VarioCam is an automobile variable valve timing technology developed by Porsche. VarioCam varies the timing of the intake valves by adjusting the tension on the timing chain connecting the intake and exhaust camshafts. VarioCam was first used on the 1992 3.0 L engine in the Porsche 968.
Porsche's more recent VarioCam Plus combines variable valve timing with two-stage lift on the intake side. The two-stage valve-lift function is performed by electro-hydraulically operated switchable tappets. Each of these 12 tappets consists of concentric lifters which can be locked together by means of a pin. The inner lifter is actuated by a small cam lobe, while the outer ring element is moved by a pair of larger-profile lobes. The timing of each valve is seamlessly adjusted by means of an electro-hydraulically operated rotary vane adjuster at the head of each intake camshaft.

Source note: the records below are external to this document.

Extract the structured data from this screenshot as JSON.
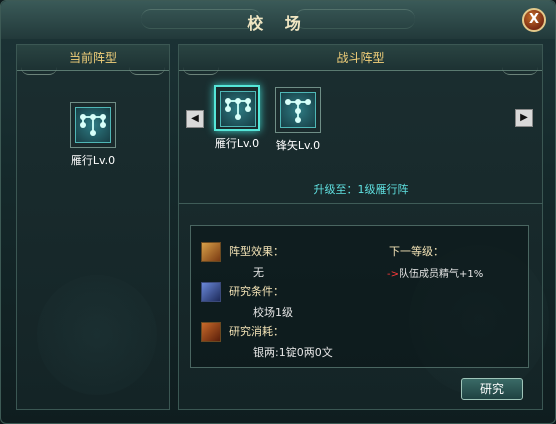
{
  "window": {
    "title": "校 场",
    "close_label": "X"
  },
  "left_panel": {
    "header": "当前阵型",
    "current_formation": {
      "label": "雁行Lv.0",
      "icon": "formation-icon"
    }
  },
  "right_panel": {
    "header": "战斗阵型",
    "prev_icon": "arrow-left-icon",
    "next_icon": "arrow-right-icon",
    "formations": [
      {
        "label": "雁行Lv.0",
        "selected": true,
        "icon": "formation-icon"
      },
      {
        "label": "锋矢Lv.0",
        "selected": false,
        "icon": "formation-icon"
      }
    ],
    "upgrade_text": "升级至：1级雁行阵"
  },
  "details": {
    "effect_label": "阵型效果：",
    "effect_value": "无",
    "condition_label": "研究条件：",
    "condition_value": "校场1级",
    "cost_label": "研究消耗：",
    "cost_value": "银两:1锭0两0文",
    "next_level_label": "下一等级：",
    "next_arrow": "->",
    "next_level_value": "队伍成员精气+1%"
  },
  "actions": {
    "research_label": "研究"
  },
  "colors": {
    "panel_header_text": "#f2d07a",
    "upgrade_text": "#5fe0e0",
    "selected_glow": "#55e6d8",
    "next_arrow": "#ff3a3a"
  }
}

Valve timing and the valve profile are continuously altered according to conditions and engine load. For improved responsiveness on cold starts, VarioCam Plus raises the amount of lift and retards valve timing. At medium revs with minimal loads, the valve lift is lowered and timing advanced to help minimize fuel consumption and emissions. For maximum power and torque, the lift is raised and the timing is advanced. This system debuted on the 1999 Porsche 996 Turbo.
A system similar to the VarioCam Plus system was developed by Porsche for Subaru for the redesigned EZ30R H6 engine which debuted in 2003 in the Legacy and Outback.